At the diverse Washington, D.C., public charter school where I teach, and which my 6-year-old attends, the whole point was that our families chose to do it together — knowing that it meant we would be grappling with our differences and biases well before our children could tie their own shoes.
Then Covid hit, and overnight these school communities fragmented and segregated. The wealthiest parents snapped up teachers for “microschools,” reviving the Victorian custom of hiring a governess and a music master. Others left for private school without a backward glance.
Will the Great Pandemic permanently unleash governments around the world? Covid-19 is enabling politicians to turn freedom from an individual right into a conditional bureaucratic dispensation. Defining down freedom was exemplified by the G-7 Summit that became a ludicrous and hypocritical Lockdowners Victory Lap.
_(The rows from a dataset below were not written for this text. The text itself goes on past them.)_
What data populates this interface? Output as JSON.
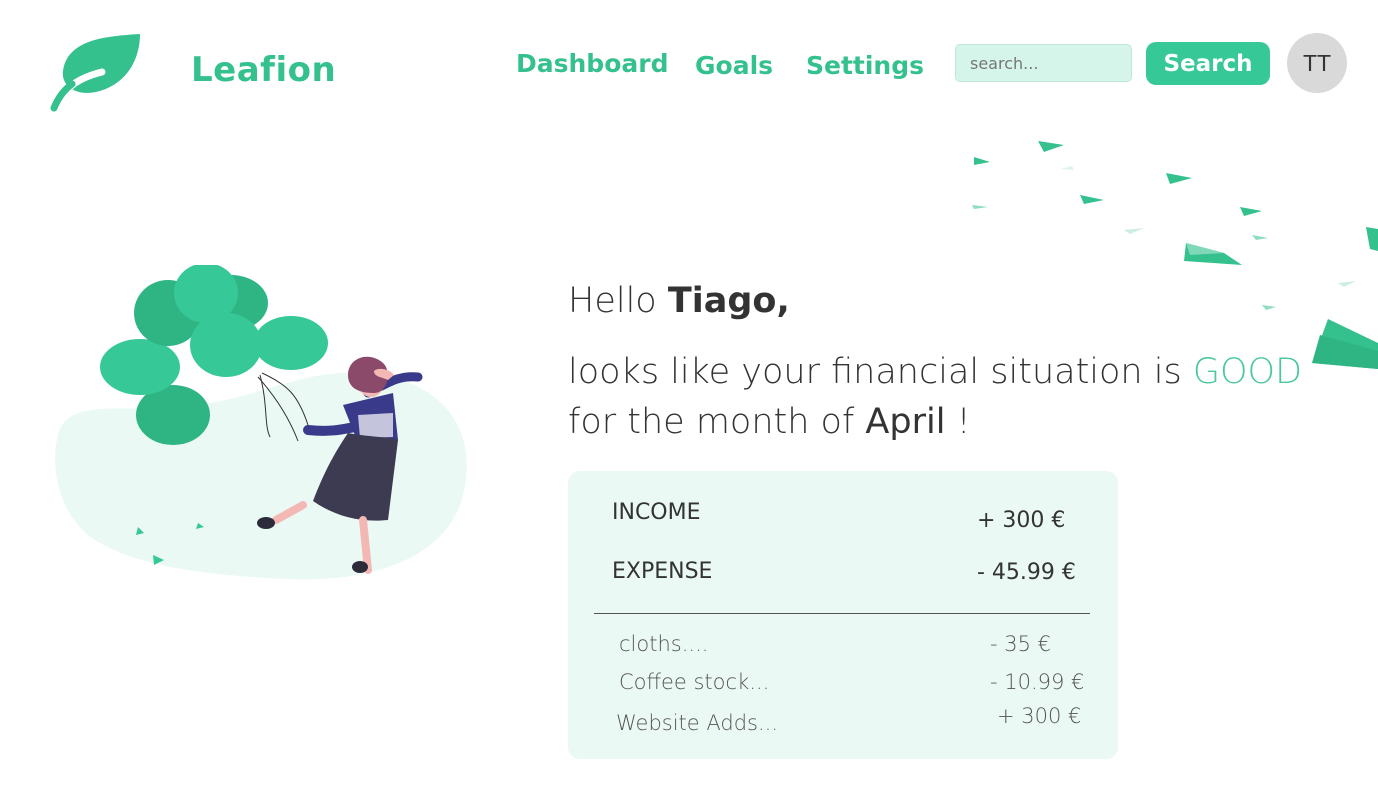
{
  "header": {
    "brand": "Leafion",
    "nav": {
      "dashboard": "Dashboard",
      "goals": "Goals",
      "settings": "Settings"
    },
    "search": {
      "placeholder": "search...",
      "button_label": "Search"
    },
    "avatar_initials": "TT"
  },
  "greeting": {
    "hello": "Hello",
    "name": "Tiago,",
    "status_prefix": "looks like your financial situation is",
    "status": "GOOD",
    "month_prefix": "for the month of",
    "month": "April",
    "month_suffix": "!"
  },
  "summary": {
    "income_label": "INCOME",
    "income_value": "+ 300 €",
    "expense_label": "EXPENSE",
    "expense_value": "- 45.99 €",
    "items": [
      {
        "label": "cloths....",
        "value": "- 35 €"
      },
      {
        "label": "Coffee stock...",
        "value": "- 10.99 €"
      },
      {
        "label": "Website Adds...",
        "value": "+ 300 €"
      }
    ]
  },
  "colors": {
    "accent": "#34c18e",
    "button": "#36c997",
    "card_bg": "#eaf9f3",
    "search_bg": "#d6f5ea"
  },
  "icons": [
    "leaf-logo-icon",
    "paper-plane-icon",
    "balloon-woman-illustration"
  ]
}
The G-7 leaders, meeting in Cornwall, issued a communique pledging to “protect individuals from forced labour and to ensure that global supply chains are free from the use of forced labour.” But the political bosses had no concern about “forced non-labor” – their own decrees that destroyed tens of millions of jobs. That was no problem because, as the G-7 leaders boasted, “We have provided unprecedented support to citizens and businesses… totalling over $12 trillion including fiscal support and liquidity measures.”
But handouts are no substitute for freedom and self-reliance. Government aid is always only one decree away from mandating terms of submission. In 1942, the Supreme Court declared, “It is hardly lack of due process for the government to regulate that which it subsidizes.” The G-7 Summiteers proclaimed a boatload of environmental goals. Will future “stimulus payments” be restricted to people who reduce their “carbon footprint” or abandon their non-electric vehicles?
What is already known about this topic?
Parents of children aged <18 years and unpaid caregivers of adults have had mental health challenges before and during the COVID-19 pandemic.
What is added by this report?
Among 10,444 U.S. adults surveyed during December 6–27, 2020, and February 16–March 8, 2021, parents, unpaid caregivers of adults, and parents-caregivers (persons in both roles) had significantly worse mental health than adults not in these roles, including five times the odds of any adverse mental health symptoms (parents-caregivers). Persons who had someone to rely on for support had lower odds of experiencing any adverse mental health symptoms.
What are the implications for public health practice?
Parents and unpaid caregivers of adults, and particularly those in both roles, might benefit from mental health support and services tailored to their roles.
SYDNEY, June 18 (Reuters) – Australia’s New South Wales (NSW) reverted on Friday to making the wearing of masks mandatory on public transport in Sydney, as a cluster of the highly-infectious coronavirus Delta variant expanded to a fourth person.
Authorities said all planned outdoor events with good COVID-19 safety plans can proceed in the country’s largest city.
The latest cluster, the first in the state in more than a month, was traced back to a driver who occasionally used to transport overseas airline crew.
RIO DE JANEIRO — The World Health Organization is urging the wealthy nations that recently pledged to donate one billion Covid-19 vaccine doses to give priority to Latin American nations with high levels of virus transmission and mortality.
Nine of the ten countries with the most recent deaths in proportion to their populations are in South America or the Caribbean, where vaccination campaigns are mostly off to slow and chaotic starts.
Health care professionals in the region are reporting a surge of younger patients requiring hospitalization, and in several cities, intensive care units are full or nearly so, according to Dr. Carissa F. Etianne, director of the Pan American Health Organization, a part of the W.H.O.